I feel quite confident about the current project structure now and I think that it's unlikely that it will change significantly in the future. Main entry of application is index.jsx. It initializes store, actions, selector and gdb-js instance. actions.js exports a function that accepts stores dispatch method and returns binded to store actions. store.js exports a function that creates store with defined middlewares and reducers. selector.js exports a function that creates memoized selector. Well, initially I was passing bare application state to the upper component and calculating derived data (which I then pass to other components) there. But it was obviously not a good solution since it required too much evaluations on every render. So I decided to optimize it and stumbled upon reselect library that is able to memoize such calculations and highly optimize the application. I couldn't find any best practices on whether selectors should be in one place or we should split them to different modules, so I decided to place them in one file that works like a one way ModelView for application state. So, now I have one smart component which is listening to the store and maps state to data that presentational components can consume easily. In the components folder all components are presentational. It turned out that this approach works pretty good. Maybe for big projects it won't work, but if the project is big, then it should be looking to something other than Redux I guess. However, I noticed that it's relatively easy to write selectors that make uneccessary recalculations. To avoid it I defined a couple of rules that should be followed when writing selectors: keep selectors small; less dependencies is better (e.g. two is perfect); be careful when creating new objects in a selector. Luckily, when all selectors are in a single file, these rules are very easy to follow.

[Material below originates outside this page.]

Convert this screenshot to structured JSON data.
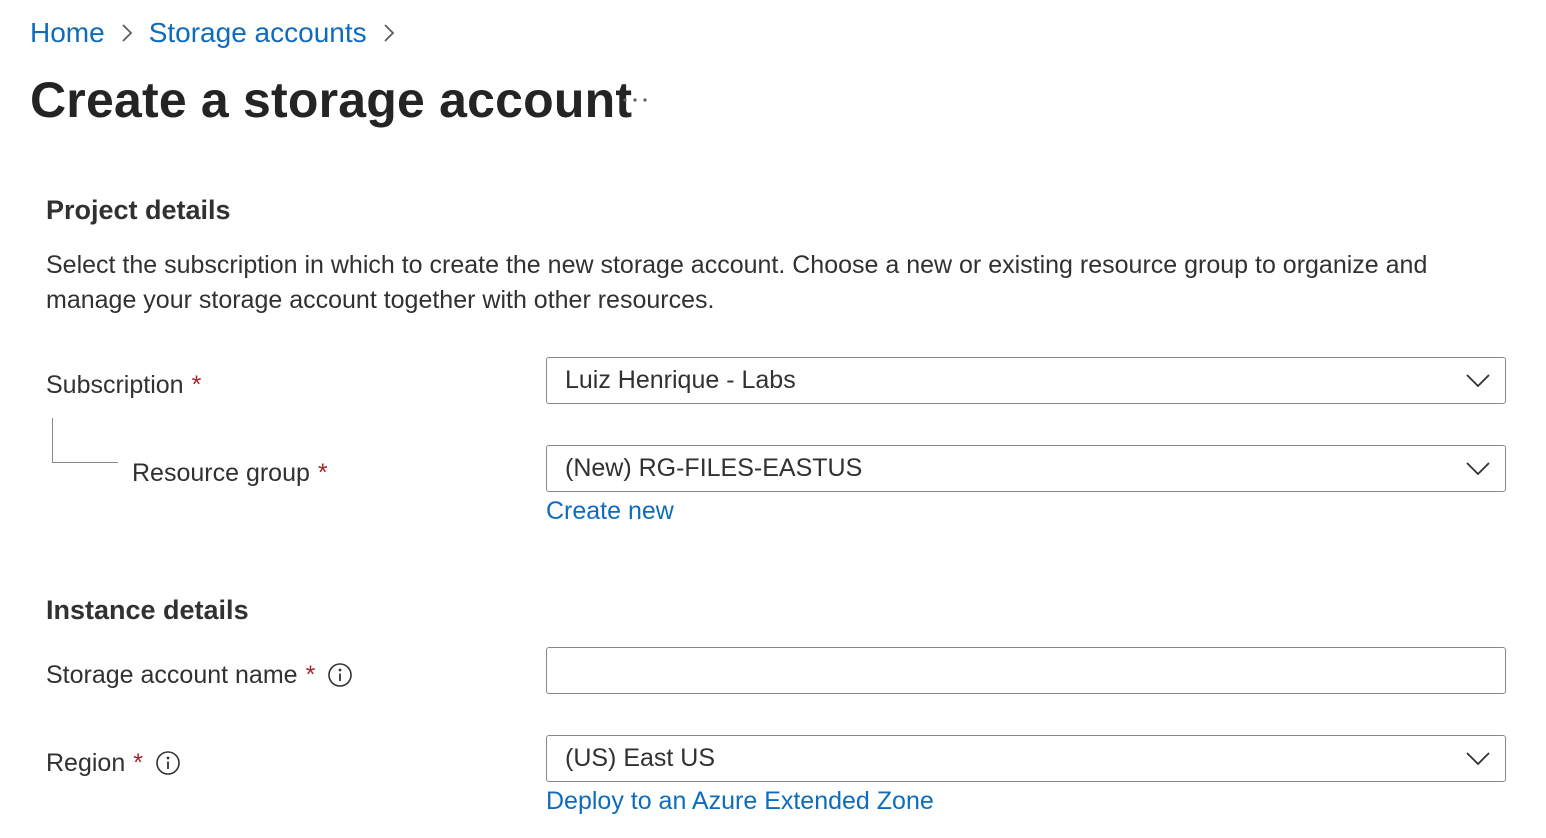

I use debug npm package to see logs from both gdb-js and react-gdb. Logging functions for react-gdb I store in the debug.js file. For all of the sources (react-gdb, gdb-js and example application) I use full source-map generation (despite this, builds are still fast). Source maps also work for stacktraces (it's necessary when error is throwed inside the promise). I use ReduxDevTools and also I injected binded to store actions to the global object so that I can use and debug them without creating GUI first. Also I try to document PropTypes very thoroughly. It's a little verbose so that I even decided to put common PropTypes to a /components/common.js file, but I found out that it can really help to catch unobvious bugs.


  • In the code of react-gdb there are a lot of parseInt here and there. It's because of gdb-js not handling conversation of strings to numbers itself. So what I'd like to do is defining what objects gdb-js returns from its methods, documenting it and releasing a new version on npm (I've already fixed a bunch of bugs, so it's time for a new release anyway).
  • I need to create a new multithreaded example in the gdb-examples repo that has multiple files (in order to test the tree view for sources).
  • Besides, I haven't added needed functionality to ace.js yet, so this is what I need to do next.
  • When I get confident that implemented functionality is working well and have almost no bugs, I will split up presentational components, add styles, then I'll write tests, document the code and write documentation.


Seems like I've been too optimistic when I was writing timeline in the project proposal, heh :D I didn't count curveballs and back then I was imagining the project a little bit differently. But I still believe that I can drive the project into a very solid state until GSoC ends.